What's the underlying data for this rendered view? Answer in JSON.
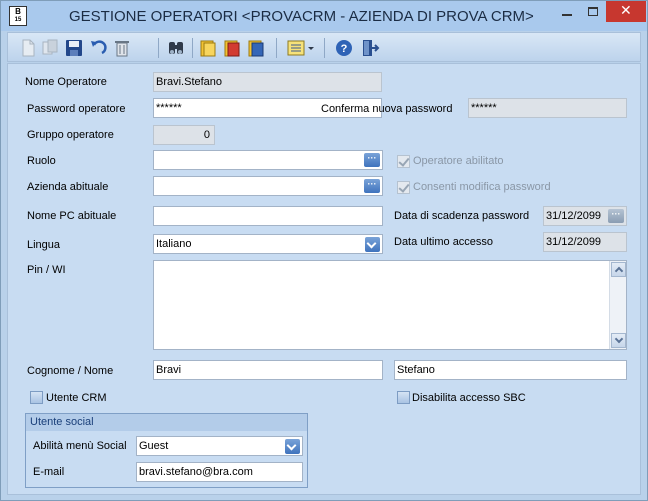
{
  "window": {
    "title": "GESTIONE OPERATORI <PROVACRM - AZIENDA DI PROVA CRM>",
    "app_icon": {
      "text": "B",
      "sub": "15"
    },
    "controls": {
      "close_label": "✕"
    }
  },
  "toolbar": {
    "icons": [
      "new-icon",
      "copy-icon",
      "save-icon",
      "undo-icon",
      "delete-icon",
      "binoculars-search-icon",
      "folder-yellow-icon",
      "book-red-icon",
      "book-blue-icon",
      "list-options-icon",
      "help-icon",
      "exit-icon"
    ]
  },
  "form": {
    "nome_operatore": {
      "label": "Nome Operatore",
      "value": "Bravi.Stefano"
    },
    "password": {
      "label": "Password operatore",
      "value": "******"
    },
    "conferma_password": {
      "label": "Conferma nuova password",
      "value": "******"
    },
    "gruppo": {
      "label": "Gruppo operatore",
      "value": "0"
    },
    "ruolo": {
      "label": "Ruolo",
      "value": "",
      "button": "···"
    },
    "operatore_abilitato": {
      "label": "Operatore abilitato",
      "checked": true,
      "disabled": true
    },
    "azienda": {
      "label": "Azienda abituale",
      "value": "",
      "button": "···"
    },
    "consenti_modifica": {
      "label": "Consenti modifica password",
      "checked": true,
      "disabled": true
    },
    "nome_pc": {
      "label": "Nome PC abituale",
      "value": ""
    },
    "scadenza_password": {
      "label": "Data di scadenza password",
      "value": "31/12/2099",
      "button": "···"
    },
    "lingua": {
      "label": "Lingua",
      "value": "Italiano"
    },
    "ultimo_accesso": {
      "label": "Data ultimo accesso",
      "value": "31/12/2099"
    },
    "pin": {
      "label": "Pin / WI",
      "value": ""
    },
    "cognome_nome": {
      "label": "Cognome /  Nome",
      "cognome": "Bravi",
      "nome": "Stefano"
    },
    "utente_crm": {
      "label": "Utente CRM",
      "checked": false
    },
    "disabilita_sbc": {
      "label": "Disabilita accesso SBC",
      "checked": false
    },
    "utente_social": {
      "title": "Utente social",
      "menu_social": {
        "label": "Abilità menù Social",
        "value": "Guest"
      },
      "email": {
        "label": "E-mail",
        "value": "bravi.stefano@bra.com"
      }
    }
  }
}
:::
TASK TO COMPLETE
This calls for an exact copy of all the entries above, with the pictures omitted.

RESPONSE TO THIS EXERCISE
What's the underlying data for this rendered view? Answer in JSON.
{
  "window": {
    "title": "GESTIONE OPERATORI <PROVACRM - AZIENDA DI PROVA CRM>",
    "app_icon": {
      "text": "B",
      "sub": "15"
    },
    "controls": {
      "close_label": "✕"
    }
  },
  "toolbar": {
    "icons": [
      "new-icon",
      "copy-icon",
      "save-icon",
      "undo-icon",
      "delete-icon",
      "binoculars-search-icon",
      "folder-yellow-icon",
      "book-red-icon",
      "book-blue-icon",
      "list-options-icon",
      "help-icon",
      "exit-icon"
    ]
  },
  "form": {
    "nome_operatore": {
      "label": "Nome Operatore",
      "value": "Bravi.Stefano"
    },
    "password": {
      "label": "Password operatore",
      "value": "******"
    },
    "conferma_password": {
      "label": "Conferma nuova password",
      "value": "******"
    },
    "gruppo": {
      "label": "Gruppo operatore",
      "value": "0"
    },
    "ruolo": {
      "label": "Ruolo",
      "value": "",
      "button": "···"
    },
    "operatore_abilitato": {
      "label": "Operatore abilitato",
      "checked": true,
      "disabled": true
    },
    "azienda": {
      "label": "Azienda abituale",
      "value": "",
      "button": "···"
    },
    "consenti_modifica": {
      "label": "Consenti modifica password",
      "checked": true,
      "disabled": true
    },
    "nome_pc": {
      "label": "Nome PC abituale",
      "value": ""
    },
    "scadenza_password": {
      "label": "Data di scadenza password",
      "value": "31/12/2099",
      "button": "···"
    },
    "lingua": {
      "label": "Lingua",
      "value": "Italiano"
    },
    "ultimo_accesso": {
      "label": "Data ultimo accesso",
      "value": "31/12/2099"
    },
    "pin": {
      "label": "Pin / WI",
      "value": ""
    },
    "cognome_nome": {
      "label": "Cognome /  Nome",
      "cognome": "Bravi",
      "nome": "Stefano"
    },
    "utente_crm": {
      "label": "Utente CRM",
      "checked": false
    },
    "disabilita_sbc": {
      "label": "Disabilita accesso SBC",
      "checked": false
    },
    "utente_social": {
      "title": "Utente social",
      "menu_social": {
        "label": "Abilità menù Social",
        "value": "Guest"
      },
      "email": {
        "label": "E-mail",
        "value": "bravi.stefano@bra.com"
      }
    }
  }
}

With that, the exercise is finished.